**TASK INSTRUCTIONS**
The records are given next. Repeat each one exactly.

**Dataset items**
============

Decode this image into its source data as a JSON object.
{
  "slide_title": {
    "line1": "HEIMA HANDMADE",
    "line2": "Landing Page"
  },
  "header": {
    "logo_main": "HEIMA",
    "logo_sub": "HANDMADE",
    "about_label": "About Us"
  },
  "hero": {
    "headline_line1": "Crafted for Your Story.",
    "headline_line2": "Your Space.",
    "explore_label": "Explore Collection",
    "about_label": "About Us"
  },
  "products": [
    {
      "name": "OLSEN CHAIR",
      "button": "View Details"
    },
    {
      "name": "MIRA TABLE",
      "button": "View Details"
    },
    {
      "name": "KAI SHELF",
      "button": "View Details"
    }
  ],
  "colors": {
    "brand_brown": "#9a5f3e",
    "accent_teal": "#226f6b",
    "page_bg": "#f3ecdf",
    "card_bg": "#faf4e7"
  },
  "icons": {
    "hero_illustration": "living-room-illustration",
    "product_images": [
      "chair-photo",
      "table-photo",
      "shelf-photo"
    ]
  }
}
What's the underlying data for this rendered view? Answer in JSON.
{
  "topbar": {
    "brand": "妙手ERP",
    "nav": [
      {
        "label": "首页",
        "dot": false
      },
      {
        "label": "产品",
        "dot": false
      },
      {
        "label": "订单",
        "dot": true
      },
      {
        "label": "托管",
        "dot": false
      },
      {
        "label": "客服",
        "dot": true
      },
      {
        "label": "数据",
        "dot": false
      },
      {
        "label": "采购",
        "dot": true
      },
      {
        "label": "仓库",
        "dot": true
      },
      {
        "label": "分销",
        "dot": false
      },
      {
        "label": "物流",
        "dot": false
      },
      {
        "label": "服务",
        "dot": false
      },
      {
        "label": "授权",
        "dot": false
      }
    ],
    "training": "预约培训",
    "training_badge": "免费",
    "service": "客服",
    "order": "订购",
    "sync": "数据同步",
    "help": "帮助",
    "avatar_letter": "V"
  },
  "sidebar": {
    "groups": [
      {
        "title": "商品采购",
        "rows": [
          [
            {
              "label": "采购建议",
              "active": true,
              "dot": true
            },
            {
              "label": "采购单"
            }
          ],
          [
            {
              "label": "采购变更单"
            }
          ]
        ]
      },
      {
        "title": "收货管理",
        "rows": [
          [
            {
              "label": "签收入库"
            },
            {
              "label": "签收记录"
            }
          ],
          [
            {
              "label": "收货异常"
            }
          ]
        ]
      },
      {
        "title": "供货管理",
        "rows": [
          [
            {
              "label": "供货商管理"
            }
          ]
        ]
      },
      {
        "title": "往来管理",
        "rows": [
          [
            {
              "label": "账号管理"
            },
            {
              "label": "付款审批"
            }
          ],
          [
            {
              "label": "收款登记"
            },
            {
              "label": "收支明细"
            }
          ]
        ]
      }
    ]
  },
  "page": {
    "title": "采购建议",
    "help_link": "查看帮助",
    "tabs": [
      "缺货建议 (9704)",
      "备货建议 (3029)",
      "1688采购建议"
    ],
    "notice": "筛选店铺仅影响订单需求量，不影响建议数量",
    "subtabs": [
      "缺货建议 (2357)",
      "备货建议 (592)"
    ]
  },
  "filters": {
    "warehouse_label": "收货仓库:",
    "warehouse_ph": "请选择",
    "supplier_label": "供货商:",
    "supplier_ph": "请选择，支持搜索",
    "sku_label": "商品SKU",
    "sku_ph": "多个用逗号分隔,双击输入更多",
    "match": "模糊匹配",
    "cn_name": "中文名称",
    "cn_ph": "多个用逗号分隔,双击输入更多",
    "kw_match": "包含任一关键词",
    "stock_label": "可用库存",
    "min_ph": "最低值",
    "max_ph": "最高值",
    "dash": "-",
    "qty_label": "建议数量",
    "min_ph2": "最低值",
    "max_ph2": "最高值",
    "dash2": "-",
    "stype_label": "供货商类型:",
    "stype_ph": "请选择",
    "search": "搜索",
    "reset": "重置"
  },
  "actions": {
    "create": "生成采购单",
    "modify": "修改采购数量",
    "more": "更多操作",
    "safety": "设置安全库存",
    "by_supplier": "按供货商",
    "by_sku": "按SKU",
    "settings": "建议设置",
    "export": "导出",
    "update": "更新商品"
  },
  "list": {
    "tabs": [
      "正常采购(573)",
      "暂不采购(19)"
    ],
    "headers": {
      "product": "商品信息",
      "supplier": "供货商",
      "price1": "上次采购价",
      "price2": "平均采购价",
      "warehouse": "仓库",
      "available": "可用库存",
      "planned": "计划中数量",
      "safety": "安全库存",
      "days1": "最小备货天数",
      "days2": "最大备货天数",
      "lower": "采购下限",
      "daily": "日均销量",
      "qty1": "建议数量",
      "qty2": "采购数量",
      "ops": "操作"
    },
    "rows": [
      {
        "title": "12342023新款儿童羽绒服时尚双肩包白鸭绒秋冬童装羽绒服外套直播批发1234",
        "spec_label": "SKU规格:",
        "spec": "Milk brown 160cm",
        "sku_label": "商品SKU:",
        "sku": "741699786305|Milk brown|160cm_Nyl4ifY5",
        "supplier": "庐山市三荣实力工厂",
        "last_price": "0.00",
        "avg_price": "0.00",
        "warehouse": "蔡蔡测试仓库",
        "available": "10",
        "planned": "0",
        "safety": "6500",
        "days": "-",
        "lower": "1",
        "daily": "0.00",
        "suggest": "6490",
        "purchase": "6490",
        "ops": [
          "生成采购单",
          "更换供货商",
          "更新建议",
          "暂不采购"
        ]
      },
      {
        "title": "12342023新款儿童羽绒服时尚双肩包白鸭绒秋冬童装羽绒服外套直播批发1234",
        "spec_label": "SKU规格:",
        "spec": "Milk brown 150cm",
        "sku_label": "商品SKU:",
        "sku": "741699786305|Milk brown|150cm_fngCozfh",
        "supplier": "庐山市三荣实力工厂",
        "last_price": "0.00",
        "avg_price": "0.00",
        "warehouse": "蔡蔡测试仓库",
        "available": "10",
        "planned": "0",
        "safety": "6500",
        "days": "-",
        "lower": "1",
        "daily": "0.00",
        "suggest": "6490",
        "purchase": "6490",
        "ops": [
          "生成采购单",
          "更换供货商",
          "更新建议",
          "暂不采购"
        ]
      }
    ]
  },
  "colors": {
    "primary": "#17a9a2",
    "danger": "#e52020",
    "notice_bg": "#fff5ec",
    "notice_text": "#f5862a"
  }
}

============

**EXERCISE ANSWER**
Decode this image into its source data as a JSON object.
{
  "slide_title": {
    "line1": "HEIMA HANDMADE",
    "line2": "Landing Page"
  },
  "header": {
    "logo_main": "HEIMA",
    "logo_sub": "HANDMADE",
    "about_label": "About Us"
  },
  "hero": {
    "headline_line1": "Crafted for Your Story.",
    "headline_line2": "Your Space.",
    "explore_label": "Explore Collection",
    "about_label": "About Us"
  },
  "products": [
    {
      "name": "OLSEN CHAIR",
      "button": "View Details"
    },
    {
      "name": "MIRA TABLE",
      "button": "View Details"
    },
    {
      "name": "KAI SHELF",
      "button": "View Details"
    }
  ],
  "colors": {
    "brand_brown": "#9a5f3e",
    "accent_teal": "#226f6b",
    "page_bg": "#f3ecdf",
    "card_bg": "#faf4e7"
  },
  "icons": {
    "hero_illustration": "living-room-illustration",
    "product_images": [
      "chair-photo",
      "table-photo",
      "shelf-photo"
    ]
  }
}
What's the underlying data for this rendered view? Answer in JSON.
{
  "topbar": {
    "brand": "妙手ERP",
    "nav": [
      {
        "label": "首页",
        "dot": false
      },
      {
        "label": "产品",
        "dot": false
      },
      {
        "label": "订单",
        "dot": true
      },
      {
        "label": "托管",
        "dot": false
      },
      {
        "label": "客服",
        "dot": true
      },
      {
        "label": "数据",
        "dot": false
      },
      {
        "label": "采购",
        "dot": true
      },
      {
        "label": "仓库",
        "dot": true
      },
      {
        "label": "分销",
        "dot": false
      },
      {
        "label": "物流",
        "dot": false
      },
      {
        "label": "服务",
        "dot": false
      },
      {
        "label": "授权",
        "dot": false
      }
    ],
    "training": "预约培训",
    "training_badge": "免费",
    "service": "客服",
    "order": "订购",
    "sync": "数据同步",
    "help": "帮助",
    "avatar_letter": "V"
  },
  "sidebar": {
    "groups": [
      {
        "title": "商品采购",
        "rows": [
          [
            {
              "label": "采购建议",
              "active": true,
              "dot": true
            },
            {
              "label": "采购单"
            }
          ],
          [
            {
              "label": "采购变更单"
            }
          ]
        ]
      },
      {
        "title": "收货管理",
        "rows": [
          [
            {
              "label": "签收入库"
            },
            {
              "label": "签收记录"
            }
          ],
          [
            {
              "label": "收货异常"
            }
          ]
        ]
      },
      {
        "title": "供货管理",
        "rows": [
          [
            {
              "label": "供货商管理"
            }
          ]
        ]
      },
      {
        "title": "往来管理",
        "rows": [
          [
            {
              "label": "账号管理"
            },
            {
              "label": "付款审批"
            }
          ],
          [
            {
              "label": "收款登记"
            },
            {
              "label": "收支明细"
            }
          ]
        ]
      }
    ]
  },
  "page": {
    "title": "采购建议",
    "help_link": "查看帮助",
    "tabs": [
      "缺货建议 (9704)",
      "备货建议 (3029)",
      "1688采购建议"
    ],
    "notice": "筛选店铺仅影响订单需求量，不影响建议数量",
    "subtabs": [
      "缺货建议 (2357)",
      "备货建议 (592)"
    ]
  },
  "filters": {
    "warehouse_label": "收货仓库:",
    "warehouse_ph": "请选择",
    "supplier_label": "供货商:",
    "supplier_ph": "请选择，支持搜索",
    "sku_label": "商品SKU",
    "sku_ph": "多个用逗号分隔,双击输入更多",
    "match": "模糊匹配",
    "cn_name": "中文名称",
    "cn_ph": "多个用逗号分隔,双击输入更多",
    "kw_match": "包含任一关键词",
    "stock_label": "可用库存",
    "min_ph": "最低值",
    "max_ph": "最高值",
    "dash": "-",
    "qty_label": "建议数量",
    "min_ph2": "最低值",
    "max_ph2": "最高值",
    "dash2": "-",
    "stype_label": "供货商类型:",
    "stype_ph": "请选择",
    "search": "搜索",
    "reset": "重置"
  },
  "actions": {
    "create": "生成采购单",
    "modify": "修改采购数量",
    "more": "更多操作",
    "safety": "设置安全库存",
    "by_supplier": "按供货商",
    "by_sku": "按SKU",
    "settings": "建议设置",
    "export": "导出",
    "update": "更新商品"
  },
  "list": {
    "tabs": [
      "正常采购(573)",
      "暂不采购(19)"
    ],
    "headers": {
      "product": "商品信息",
      "supplier": "供货商",
      "price1": "上次采购价",
      "price2": "平均采购价",
      "warehouse": "仓库",
      "available": "可用库存",
      "planned": "计划中数量",
      "safety": "安全库存",
      "days1": "最小备货天数",
      "days2": "最大备货天数",
      "lower": "采购下限",
      "daily": "日均销量",
      "qty1": "建议数量",
      "qty2": "采购数量",
      "ops": "操作"
    },
    "rows": [
      {
        "title": "12342023新款儿童羽绒服时尚双肩包白鸭绒秋冬童装羽绒服外套直播批发1234",
        "spec_label": "SKU规格:",
        "spec": "Milk brown 160cm",
        "sku_label": "商品SKU:",
        "sku": "741699786305|Milk brown|160cm_Nyl4ifY5",
        "supplier": "庐山市三荣实力工厂",
        "last_price": "0.00",
        "avg_price": "0.00",
        "warehouse": "蔡蔡测试仓库",
        "available": "10",
        "planned": "0",
        "safety": "6500",
        "days": "-",
        "lower": "1",
        "daily": "0.00",
        "suggest": "6490",
        "purchase": "6490",
        "ops": [
          "生成采购单",
          "更换供货商",
          "更新建议",
          "暂不采购"
        ]
      },
      {
        "title": "12342023新款儿童羽绒服时尚双肩包白鸭绒秋冬童装羽绒服外套直播批发1234",
        "spec_label": "SKU规格:",
        "spec": "Milk brown 150cm",
        "sku_label": "商品SKU:",
        "sku": "741699786305|Milk brown|150cm_fngCozfh",
        "supplier": "庐山市三荣实力工厂",
        "last_price": "0.00",
        "avg_price": "0.00",
        "warehouse": "蔡蔡测试仓库",
        "available": "10",
        "planned": "0",
        "safety": "6500",
        "days": "-",
        "lower": "1",
        "daily": "0.00",
        "suggest": "6490",
        "purchase": "6490",
        "ops": [
          "生成采购单",
          "更换供货商",
          "更新建议",
          "暂不采购"
        ]
      }
    ]
  },
  "colors": {
    "primary": "#17a9a2",
    "danger": "#e52020",
    "notice_bg": "#fff5ec",
    "notice_text": "#f5862a"
  }
}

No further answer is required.